Simple things, yet terrible, are the omens and appearances in this haunted county.

I trembled while I told of the ghostly and shadowy hearse which, especially in the winter nights, rolls slowly and silently —— an awful thing to see —— up and down the roads till it comes to the house where the death is going to happen, and how the farmer once going home from market saw the hearse stop at his own door, and knew that one of his family would die. There were six tall sons, each one strong and brave, and three daughters, each one beautiful; and there was his wife. Which would be taken? The rest of that story is enough to convert the greatest scoffer, as well as to turn the sinner to repentance. Then there is the wauf, or figure of the person about to die seen by another person. Surely it is a most dreadful thing to have the power of seeing the wauf, for if one sees it, there arises a doubt and difficult question: should the person who is to die be told of it, or not? If he be told, he may fall into despair; and if not, then a great opportunity of seeking grace for the soul is lost. There is also the brag, which may assume whatever shape it pleases, as a calf, or a bundle of wood, or a hare, or a rick of hay, or anything which its tricksy and mischievous imagination may choose to order, to confound and tease a poor man or woman. And then there are the actual ghosts, whose number is in our country legion —— such as Jethro Burnet, the miser, who walks to lament the loss of his money-bags; the wretch who hanged himself, and hath since found no rest; the poor girl who was murdered, and the man who murdered her —— the former beside the pool wherein she was cast, and the latter by the gibbet, at Amble, where he was hanged in chains; Meg of Maldon, who walks of a night between Maldon and Hartington; the poor wretched woman who wanders on Hexham Moor at night, shrieking and crying (at Blanchland she could be heard plainly when the wind was high) because she killed her child with neglect, and now suffers —— one knows not for how long —— this misery. All these things were certainly intended for our admonition and warning. Again, there are the white figures which sometimes appear to fly from under the foot of the belated traveller; there is the strange and well-authenticated story of Nelly the Knocker; that of the Ghost of Silky; that of the fairy changing the little dwarf Hobbie; how a lad going forth one night to walk with his sweetheart, found her changed into the Devil; with many other strange and true stories, showing what may be expected, and hath already been witnessed in the county.

They listened, as has been told. They looked fearfully about the room. No one thought that in five short years Dilston Hall itself would be left to decay, and, in ten years more, another mournful figure would be added to the troop of Northumberland ghosts.

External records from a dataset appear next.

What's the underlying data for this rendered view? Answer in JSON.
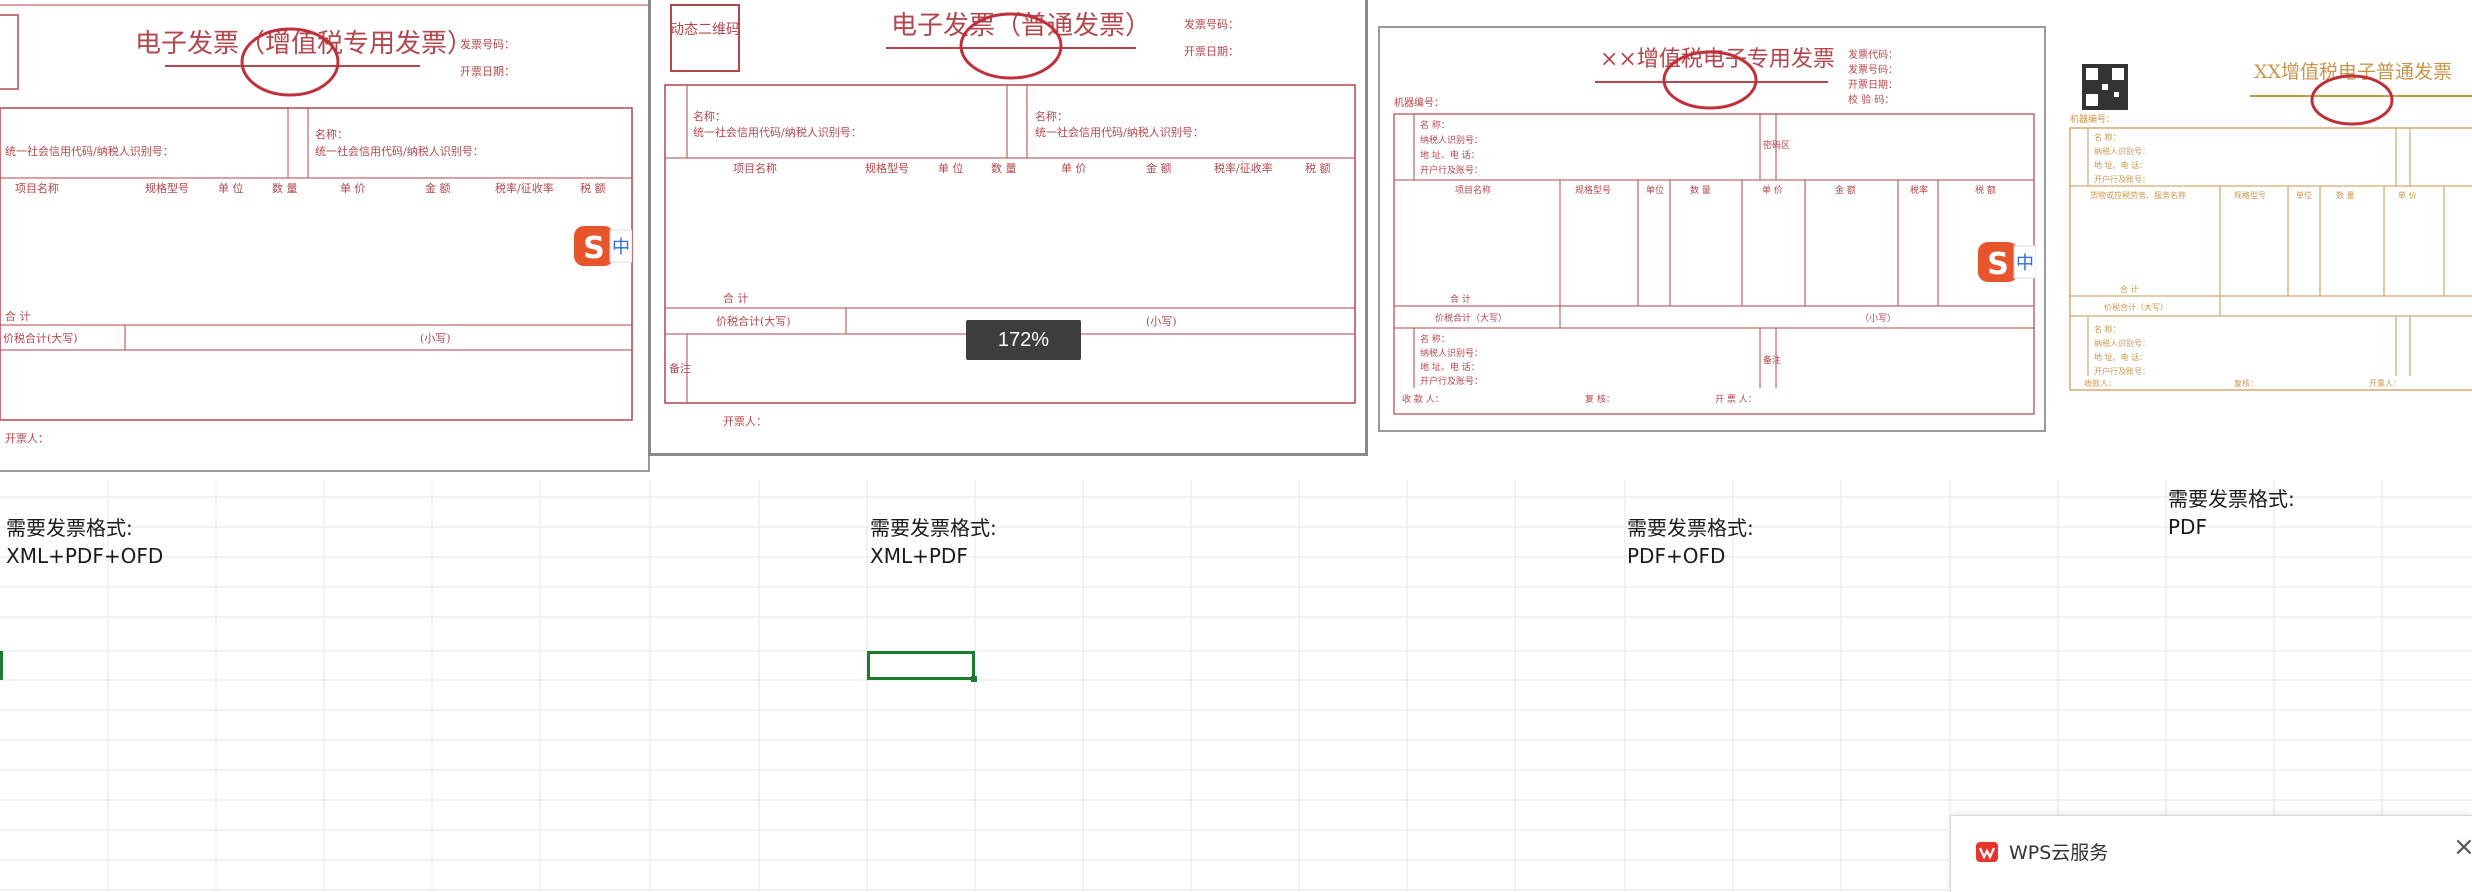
{
  "zoom_level": "172%",
  "invoices": [
    {
      "title": "电子发票（增值税专用发票）",
      "labels": [
        "发票号码：",
        "开票日期：",
        "名称：",
        "统一社会信用代码/纳税人识别号：",
        "项目名称",
        "规格型号",
        "单 位",
        "数 量",
        "单 价",
        "金 额",
        "税率/征收率",
        "税 额",
        "合 计",
        "价税合计(大写)",
        "(小写)",
        "开票人："
      ]
    },
    {
      "title": "电子发票（普通发票）",
      "qr_label": "动态二维码",
      "labels": [
        "发票号码：",
        "开票日期：",
        "名称：",
        "统一社会信用代码/纳税人识别号：",
        "项目名称",
        "规格型号",
        "单 位",
        "数 量",
        "单 价",
        "金 额",
        "税率/征收率",
        "税 额",
        "合 计",
        "价税合计(大写)",
        "(小写)",
        "备注",
        "开票人："
      ]
    },
    {
      "title": "××增值税电子专用发票",
      "labels": [
        "发票代码：",
        "发票号码：",
        "开票日期：",
        "校 验 码：",
        "机器编号：",
        "名 称：",
        "纳税人识别号：",
        "地 址、电 话：",
        "开户行及账号：",
        "密码区",
        "项目名称",
        "规格型号",
        "单位",
        "数 量",
        "单 价",
        "金 额",
        "税率",
        "税 额",
        "合 计",
        "价税合计（大写）",
        "（小写）",
        "备注",
        "收 款 人：",
        "复 核：",
        "开 票 人："
      ]
    },
    {
      "title": "XX增值税电子普通发票",
      "labels": [
        "机器编号：",
        "名 称：",
        "纳税人识别号：",
        "地 址、电 话：",
        "开户行及账号：",
        "货物或应税劳务、服务名称",
        "规格型号",
        "单位",
        "数 量",
        "单 价",
        "合 计",
        "价税合计（大写）",
        "收款人：",
        "复核：",
        "开票人："
      ]
    }
  ],
  "cells": [
    {
      "line1": "需要发票格式:",
      "line2": "XML+PDF+OFD"
    },
    {
      "line1": "需要发票格式:",
      "line2": "XML+PDF"
    },
    {
      "line1": "需要发票格式:",
      "line2": "PDF+OFD"
    },
    {
      "line1": "需要发票格式:",
      "line2": "PDF"
    }
  ],
  "sogou_ime_label": "中",
  "wps_panel": {
    "title": "WPS云服务",
    "close": "×"
  },
  "colors": {
    "invoice_red": "#b3474d",
    "invoice_orange": "#c8964c",
    "selection_green": "#1e7a2e",
    "gridline": "#e6e6e6"
  }
}
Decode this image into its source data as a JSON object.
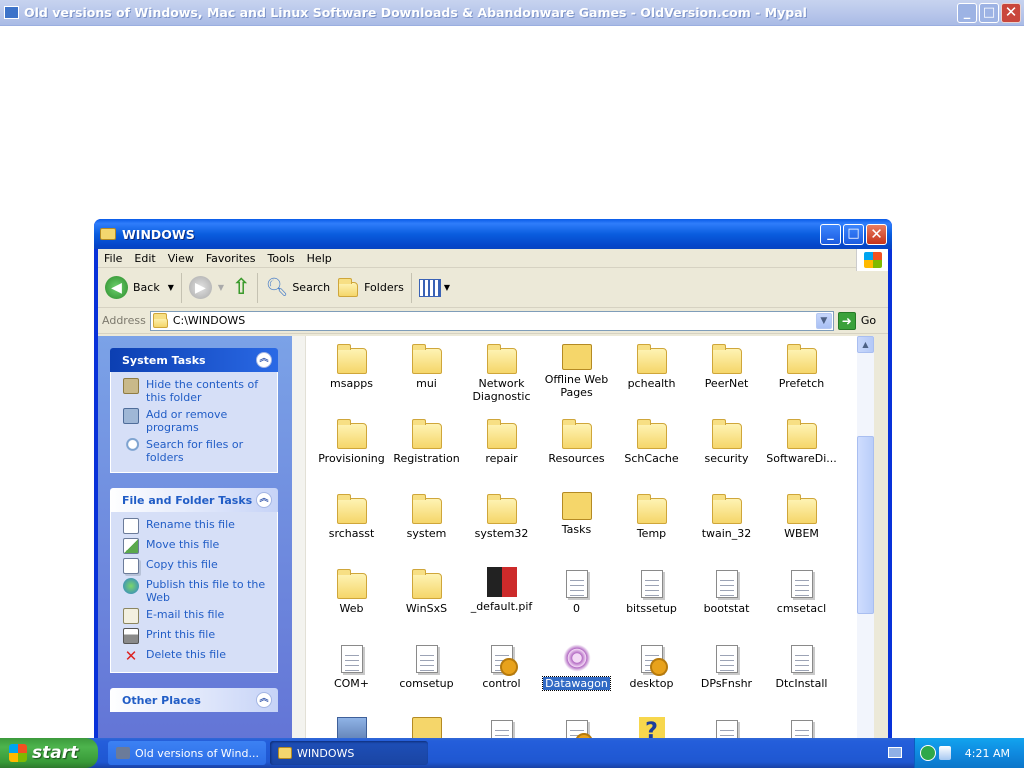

‘This,’ said my lord, when I finished, ‘is a fitting North-country termination of a Christmas feast; to sit after supper and tell bugbear tales. Fair narrator! you have so well done your part, that henceforth, I promise you, I will accept them all. I doubt no longer. If I were to meet Silky herself, I should not be surprised. If I heard Nelly the Knocker, or saw Meg of Maldon walking in the corridor, or the ghost of my great — grandmother ——’

‘Nephew,’ said Lady Katharine gently, ‘do not mock; the spirits of our ancestors may be round us at this moment, with our guardian angels. Vex them not, lest when we go to join them, they meet us with angry countenance.’

‘Enough of ghosts,’ said Mr. Howard. ‘To-morrow is Christmas. It is always the time to think about the next world, and sometimes we may hear these tales, which, true or not, help to keep faith alive; and these are times, Master Frank’—— he laid his hand upon the boy’s shoulder ——‘when we must rejoice in the present, feast, make other people joyful, and be glad ourselves.’

Last updated Sunday, March 27, 2016 at 11:51